What the exercise asks: Given the records below, pull every line with the word "Anrufe" into the answer.

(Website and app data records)
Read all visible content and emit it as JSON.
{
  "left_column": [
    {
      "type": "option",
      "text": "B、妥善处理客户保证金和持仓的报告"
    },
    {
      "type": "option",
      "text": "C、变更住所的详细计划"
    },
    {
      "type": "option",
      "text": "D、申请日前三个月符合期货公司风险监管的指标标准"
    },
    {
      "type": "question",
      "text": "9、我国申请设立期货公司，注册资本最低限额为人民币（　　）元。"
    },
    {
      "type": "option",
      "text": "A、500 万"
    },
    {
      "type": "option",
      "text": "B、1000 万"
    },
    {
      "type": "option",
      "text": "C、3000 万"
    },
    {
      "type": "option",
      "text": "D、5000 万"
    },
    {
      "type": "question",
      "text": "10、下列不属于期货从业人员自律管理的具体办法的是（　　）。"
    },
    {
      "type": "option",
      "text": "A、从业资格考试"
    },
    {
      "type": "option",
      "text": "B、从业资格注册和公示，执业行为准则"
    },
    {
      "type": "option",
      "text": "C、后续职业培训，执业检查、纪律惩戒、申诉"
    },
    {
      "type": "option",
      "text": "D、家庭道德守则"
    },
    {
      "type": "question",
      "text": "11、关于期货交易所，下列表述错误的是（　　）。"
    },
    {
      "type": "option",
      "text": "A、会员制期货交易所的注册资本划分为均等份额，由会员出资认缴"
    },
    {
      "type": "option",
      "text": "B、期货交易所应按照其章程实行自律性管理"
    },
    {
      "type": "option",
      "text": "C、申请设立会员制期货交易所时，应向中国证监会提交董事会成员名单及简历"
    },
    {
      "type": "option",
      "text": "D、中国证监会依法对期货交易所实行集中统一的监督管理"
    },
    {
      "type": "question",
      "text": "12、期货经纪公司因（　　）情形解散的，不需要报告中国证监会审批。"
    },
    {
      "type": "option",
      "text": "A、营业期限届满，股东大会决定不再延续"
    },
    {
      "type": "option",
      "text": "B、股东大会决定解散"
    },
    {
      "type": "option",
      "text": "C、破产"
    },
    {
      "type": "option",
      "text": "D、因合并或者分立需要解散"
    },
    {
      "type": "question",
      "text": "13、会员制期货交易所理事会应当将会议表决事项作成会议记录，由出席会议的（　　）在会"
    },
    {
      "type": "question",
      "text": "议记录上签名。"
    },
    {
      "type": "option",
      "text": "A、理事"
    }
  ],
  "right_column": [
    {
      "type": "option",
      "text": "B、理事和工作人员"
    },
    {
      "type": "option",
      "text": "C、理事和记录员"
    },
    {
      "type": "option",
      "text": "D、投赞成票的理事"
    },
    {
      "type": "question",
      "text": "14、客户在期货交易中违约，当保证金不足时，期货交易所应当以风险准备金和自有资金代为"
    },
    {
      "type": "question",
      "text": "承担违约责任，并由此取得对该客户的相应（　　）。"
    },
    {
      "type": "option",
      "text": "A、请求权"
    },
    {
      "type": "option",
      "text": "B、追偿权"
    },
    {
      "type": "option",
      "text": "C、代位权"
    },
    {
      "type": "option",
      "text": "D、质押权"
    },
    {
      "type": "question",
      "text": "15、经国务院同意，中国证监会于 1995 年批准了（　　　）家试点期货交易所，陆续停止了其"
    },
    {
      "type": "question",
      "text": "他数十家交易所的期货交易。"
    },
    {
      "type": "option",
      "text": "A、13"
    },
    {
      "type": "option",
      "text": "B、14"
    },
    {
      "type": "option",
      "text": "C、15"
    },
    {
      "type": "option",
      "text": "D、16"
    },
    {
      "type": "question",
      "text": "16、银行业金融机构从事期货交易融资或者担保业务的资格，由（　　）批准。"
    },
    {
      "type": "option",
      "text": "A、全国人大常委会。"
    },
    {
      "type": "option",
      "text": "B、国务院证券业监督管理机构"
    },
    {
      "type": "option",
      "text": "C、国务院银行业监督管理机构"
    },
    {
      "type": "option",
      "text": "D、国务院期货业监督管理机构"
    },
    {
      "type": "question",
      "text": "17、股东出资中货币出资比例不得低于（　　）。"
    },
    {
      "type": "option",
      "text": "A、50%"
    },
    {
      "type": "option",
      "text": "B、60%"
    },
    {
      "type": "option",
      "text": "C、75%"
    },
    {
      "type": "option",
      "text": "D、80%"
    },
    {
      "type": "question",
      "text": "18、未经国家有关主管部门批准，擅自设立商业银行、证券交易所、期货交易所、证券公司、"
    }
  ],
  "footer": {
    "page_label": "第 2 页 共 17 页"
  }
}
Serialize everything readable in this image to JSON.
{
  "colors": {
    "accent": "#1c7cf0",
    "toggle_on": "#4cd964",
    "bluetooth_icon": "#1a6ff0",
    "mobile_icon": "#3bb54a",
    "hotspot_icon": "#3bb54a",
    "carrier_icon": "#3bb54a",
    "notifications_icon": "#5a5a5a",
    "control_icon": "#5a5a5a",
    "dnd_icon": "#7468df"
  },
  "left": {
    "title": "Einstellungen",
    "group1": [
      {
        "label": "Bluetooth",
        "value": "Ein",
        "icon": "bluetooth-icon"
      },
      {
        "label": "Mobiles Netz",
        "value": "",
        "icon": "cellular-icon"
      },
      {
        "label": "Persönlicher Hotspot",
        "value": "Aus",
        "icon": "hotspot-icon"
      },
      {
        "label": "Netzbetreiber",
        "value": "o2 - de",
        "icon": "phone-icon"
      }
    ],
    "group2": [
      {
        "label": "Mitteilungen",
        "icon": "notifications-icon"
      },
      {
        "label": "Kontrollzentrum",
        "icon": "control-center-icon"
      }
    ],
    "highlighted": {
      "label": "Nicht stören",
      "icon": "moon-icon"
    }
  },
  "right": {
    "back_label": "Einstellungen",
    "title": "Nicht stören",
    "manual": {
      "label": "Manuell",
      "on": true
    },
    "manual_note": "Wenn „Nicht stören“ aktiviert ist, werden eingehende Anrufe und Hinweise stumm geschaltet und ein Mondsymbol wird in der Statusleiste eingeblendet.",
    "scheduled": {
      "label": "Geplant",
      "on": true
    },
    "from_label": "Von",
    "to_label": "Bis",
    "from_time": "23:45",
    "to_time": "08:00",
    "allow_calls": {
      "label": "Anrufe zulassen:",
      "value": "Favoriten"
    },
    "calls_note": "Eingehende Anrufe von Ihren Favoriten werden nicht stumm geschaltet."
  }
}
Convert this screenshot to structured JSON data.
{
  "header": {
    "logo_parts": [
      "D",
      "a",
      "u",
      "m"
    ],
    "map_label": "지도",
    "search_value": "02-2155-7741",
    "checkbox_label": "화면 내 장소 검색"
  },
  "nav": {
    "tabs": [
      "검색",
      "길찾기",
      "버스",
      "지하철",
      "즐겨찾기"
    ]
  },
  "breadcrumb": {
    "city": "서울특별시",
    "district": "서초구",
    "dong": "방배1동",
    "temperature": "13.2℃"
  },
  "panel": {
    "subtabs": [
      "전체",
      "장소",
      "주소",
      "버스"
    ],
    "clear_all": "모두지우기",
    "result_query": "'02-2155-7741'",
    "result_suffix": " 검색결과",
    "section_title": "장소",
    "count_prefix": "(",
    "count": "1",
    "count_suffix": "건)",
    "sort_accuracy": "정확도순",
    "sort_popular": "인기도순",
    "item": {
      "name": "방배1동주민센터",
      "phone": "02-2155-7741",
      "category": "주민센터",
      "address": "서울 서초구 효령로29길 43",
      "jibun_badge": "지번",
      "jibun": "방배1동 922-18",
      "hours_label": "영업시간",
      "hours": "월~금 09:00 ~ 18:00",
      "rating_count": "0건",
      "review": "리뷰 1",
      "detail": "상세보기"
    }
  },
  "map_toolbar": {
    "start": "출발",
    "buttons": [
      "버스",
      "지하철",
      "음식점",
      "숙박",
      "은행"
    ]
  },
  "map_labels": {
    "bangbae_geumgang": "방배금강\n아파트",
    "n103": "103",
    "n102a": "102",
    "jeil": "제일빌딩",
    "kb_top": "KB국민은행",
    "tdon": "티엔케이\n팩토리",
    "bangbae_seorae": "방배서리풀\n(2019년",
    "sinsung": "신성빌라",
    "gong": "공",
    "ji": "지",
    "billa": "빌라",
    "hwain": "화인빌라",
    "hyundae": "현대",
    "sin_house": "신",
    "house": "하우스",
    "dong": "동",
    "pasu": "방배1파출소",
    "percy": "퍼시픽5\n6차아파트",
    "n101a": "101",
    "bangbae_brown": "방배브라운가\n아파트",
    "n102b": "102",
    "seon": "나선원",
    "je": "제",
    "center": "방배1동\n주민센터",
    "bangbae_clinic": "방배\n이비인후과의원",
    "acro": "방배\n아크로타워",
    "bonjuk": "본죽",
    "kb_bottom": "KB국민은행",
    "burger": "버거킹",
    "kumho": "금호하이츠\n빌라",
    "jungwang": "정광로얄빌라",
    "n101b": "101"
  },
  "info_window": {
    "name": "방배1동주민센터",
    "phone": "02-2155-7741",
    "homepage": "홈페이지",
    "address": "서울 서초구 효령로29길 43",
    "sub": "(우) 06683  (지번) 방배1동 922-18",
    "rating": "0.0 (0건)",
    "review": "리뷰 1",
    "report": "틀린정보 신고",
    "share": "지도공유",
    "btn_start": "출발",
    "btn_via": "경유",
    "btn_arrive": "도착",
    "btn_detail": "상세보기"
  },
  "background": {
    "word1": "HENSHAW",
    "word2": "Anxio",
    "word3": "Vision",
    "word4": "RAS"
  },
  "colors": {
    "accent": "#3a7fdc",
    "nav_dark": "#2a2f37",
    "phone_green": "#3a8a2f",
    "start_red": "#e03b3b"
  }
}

Response:
    "manual_note": "Wenn „Nicht stören“ aktiviert ist, werden eingehende Anrufe und Hinweise stumm geschaltet und ein Mondsymbol wird in der Statusleiste eingeblendet.",
      "label": "Anrufe zulassen:",
    "calls_note": "Eingehende Anrufe von Ihren Favoriten werden nicht stumm geschaltet."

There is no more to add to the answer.